A public inquiry into proposals to raise the toll for cars on Bristol's Clifton Suspension Bridge - from 30p to 50p - opens on Tuesday.
Opponents say there is 'no justification' for the toll rise
The bridge trustees say the rise is needed because of increased insurance charges, the cost of new lighting and the discovery of voids under one tower.
But the National Alliance Against Tolls claims the trust has large reserves and very little is spent on maintenance.
The toll charge for cars last rose in 2003, from 20p to 30p.
John McGoldrick from the National Alliance said it was "particularly opposed" to the increase and that there was "no justification" for any increase, let alone one of 66%.
"Very little of the tolls is spent on bridge maintenance - it seems to largely be spent on things like historical conservation, illuminations, administration and of course the cost of collecting the tolls," he said.
In a statement Clifton Suspension Bridge Trust said: "Current projections mean that, without an increase in the cash toll, there are expected to be ongoing deficits every year, with expenditure exceeding income."
It also pointed out in accordance with the Clifton Suspension Bridge Act 1952 the Trustees have to provide a reserve fund "...to cover any extraordinary claims or happenings".
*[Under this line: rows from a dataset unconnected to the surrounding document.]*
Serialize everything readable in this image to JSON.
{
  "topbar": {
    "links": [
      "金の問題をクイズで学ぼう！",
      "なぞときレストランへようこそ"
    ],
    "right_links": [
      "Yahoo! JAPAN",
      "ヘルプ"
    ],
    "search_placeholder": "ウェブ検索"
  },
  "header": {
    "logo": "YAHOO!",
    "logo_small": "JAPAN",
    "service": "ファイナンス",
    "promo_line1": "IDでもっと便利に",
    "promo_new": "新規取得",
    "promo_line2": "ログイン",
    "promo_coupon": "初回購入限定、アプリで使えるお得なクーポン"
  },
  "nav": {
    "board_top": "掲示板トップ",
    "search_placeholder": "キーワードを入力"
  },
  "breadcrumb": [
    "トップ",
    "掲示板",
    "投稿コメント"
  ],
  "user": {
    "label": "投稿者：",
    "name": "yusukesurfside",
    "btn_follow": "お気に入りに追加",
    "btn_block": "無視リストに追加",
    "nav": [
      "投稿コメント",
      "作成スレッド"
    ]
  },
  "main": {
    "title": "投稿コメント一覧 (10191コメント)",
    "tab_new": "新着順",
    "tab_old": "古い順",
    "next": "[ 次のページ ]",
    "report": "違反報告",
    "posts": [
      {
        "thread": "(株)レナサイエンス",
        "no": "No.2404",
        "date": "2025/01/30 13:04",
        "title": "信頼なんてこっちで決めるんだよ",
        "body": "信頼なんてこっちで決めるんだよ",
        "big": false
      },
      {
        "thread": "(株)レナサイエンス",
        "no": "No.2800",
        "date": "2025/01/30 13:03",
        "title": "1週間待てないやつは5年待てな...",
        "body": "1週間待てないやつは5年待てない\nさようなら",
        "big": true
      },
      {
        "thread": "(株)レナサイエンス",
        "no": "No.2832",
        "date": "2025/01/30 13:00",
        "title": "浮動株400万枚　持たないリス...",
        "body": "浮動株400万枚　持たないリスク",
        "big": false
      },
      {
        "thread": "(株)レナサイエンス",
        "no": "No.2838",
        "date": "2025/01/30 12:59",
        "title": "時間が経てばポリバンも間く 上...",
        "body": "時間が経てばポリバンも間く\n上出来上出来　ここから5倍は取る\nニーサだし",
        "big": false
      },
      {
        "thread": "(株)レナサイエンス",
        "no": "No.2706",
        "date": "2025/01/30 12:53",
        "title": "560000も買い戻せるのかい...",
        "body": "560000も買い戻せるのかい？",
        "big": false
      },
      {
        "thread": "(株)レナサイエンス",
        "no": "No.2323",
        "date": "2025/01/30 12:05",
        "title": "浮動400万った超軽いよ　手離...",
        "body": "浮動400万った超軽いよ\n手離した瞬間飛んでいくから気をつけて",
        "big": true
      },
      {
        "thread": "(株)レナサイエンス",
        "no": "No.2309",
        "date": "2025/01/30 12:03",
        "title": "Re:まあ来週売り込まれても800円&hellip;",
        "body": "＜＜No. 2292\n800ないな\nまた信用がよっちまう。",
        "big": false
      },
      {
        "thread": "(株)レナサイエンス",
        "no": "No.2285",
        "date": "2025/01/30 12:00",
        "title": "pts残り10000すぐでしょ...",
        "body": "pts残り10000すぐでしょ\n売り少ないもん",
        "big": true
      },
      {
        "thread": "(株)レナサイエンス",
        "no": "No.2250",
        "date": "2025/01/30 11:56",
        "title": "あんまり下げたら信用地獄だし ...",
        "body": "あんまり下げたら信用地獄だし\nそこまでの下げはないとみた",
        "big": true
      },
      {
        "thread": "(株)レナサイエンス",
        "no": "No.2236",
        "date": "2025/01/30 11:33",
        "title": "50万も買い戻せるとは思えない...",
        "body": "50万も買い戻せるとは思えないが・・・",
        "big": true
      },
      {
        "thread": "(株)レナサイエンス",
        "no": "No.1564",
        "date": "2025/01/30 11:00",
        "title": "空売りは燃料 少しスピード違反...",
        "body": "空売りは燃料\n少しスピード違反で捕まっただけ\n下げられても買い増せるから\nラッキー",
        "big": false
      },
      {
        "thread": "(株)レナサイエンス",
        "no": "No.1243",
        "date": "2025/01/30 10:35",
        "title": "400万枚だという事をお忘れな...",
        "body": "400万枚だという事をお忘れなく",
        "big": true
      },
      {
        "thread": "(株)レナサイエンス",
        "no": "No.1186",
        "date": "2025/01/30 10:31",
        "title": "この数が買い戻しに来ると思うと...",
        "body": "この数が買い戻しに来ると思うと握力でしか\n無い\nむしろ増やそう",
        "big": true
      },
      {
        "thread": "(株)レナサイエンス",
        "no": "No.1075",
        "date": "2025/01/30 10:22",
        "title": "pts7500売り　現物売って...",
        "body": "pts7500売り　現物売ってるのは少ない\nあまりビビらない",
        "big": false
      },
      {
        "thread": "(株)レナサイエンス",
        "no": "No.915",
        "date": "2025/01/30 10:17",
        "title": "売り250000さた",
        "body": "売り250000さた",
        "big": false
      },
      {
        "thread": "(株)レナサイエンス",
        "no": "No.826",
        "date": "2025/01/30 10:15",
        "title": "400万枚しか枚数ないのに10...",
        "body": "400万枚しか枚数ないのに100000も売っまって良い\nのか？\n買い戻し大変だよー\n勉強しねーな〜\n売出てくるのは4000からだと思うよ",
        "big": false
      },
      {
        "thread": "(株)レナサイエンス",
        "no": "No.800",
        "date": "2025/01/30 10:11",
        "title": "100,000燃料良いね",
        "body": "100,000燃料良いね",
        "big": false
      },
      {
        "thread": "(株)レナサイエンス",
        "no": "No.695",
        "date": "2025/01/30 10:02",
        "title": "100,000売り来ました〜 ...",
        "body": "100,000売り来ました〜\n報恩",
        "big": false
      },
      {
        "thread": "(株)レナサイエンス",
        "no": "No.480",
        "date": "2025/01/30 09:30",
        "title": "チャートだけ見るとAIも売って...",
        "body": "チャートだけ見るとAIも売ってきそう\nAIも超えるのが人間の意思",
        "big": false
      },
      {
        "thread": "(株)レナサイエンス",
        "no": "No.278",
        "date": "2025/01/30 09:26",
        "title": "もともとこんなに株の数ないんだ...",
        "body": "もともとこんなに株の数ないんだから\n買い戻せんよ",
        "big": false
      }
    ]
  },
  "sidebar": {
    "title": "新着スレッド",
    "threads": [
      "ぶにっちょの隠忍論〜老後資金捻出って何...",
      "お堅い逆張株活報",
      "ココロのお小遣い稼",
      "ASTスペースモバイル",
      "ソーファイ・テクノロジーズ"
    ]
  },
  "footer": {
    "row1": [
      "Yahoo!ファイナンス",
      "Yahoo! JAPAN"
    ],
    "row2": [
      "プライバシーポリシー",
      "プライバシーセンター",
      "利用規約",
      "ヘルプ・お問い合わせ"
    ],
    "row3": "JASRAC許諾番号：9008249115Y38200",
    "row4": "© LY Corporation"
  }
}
The public inquiry starts at 1000 BST at the Avon George Hotel.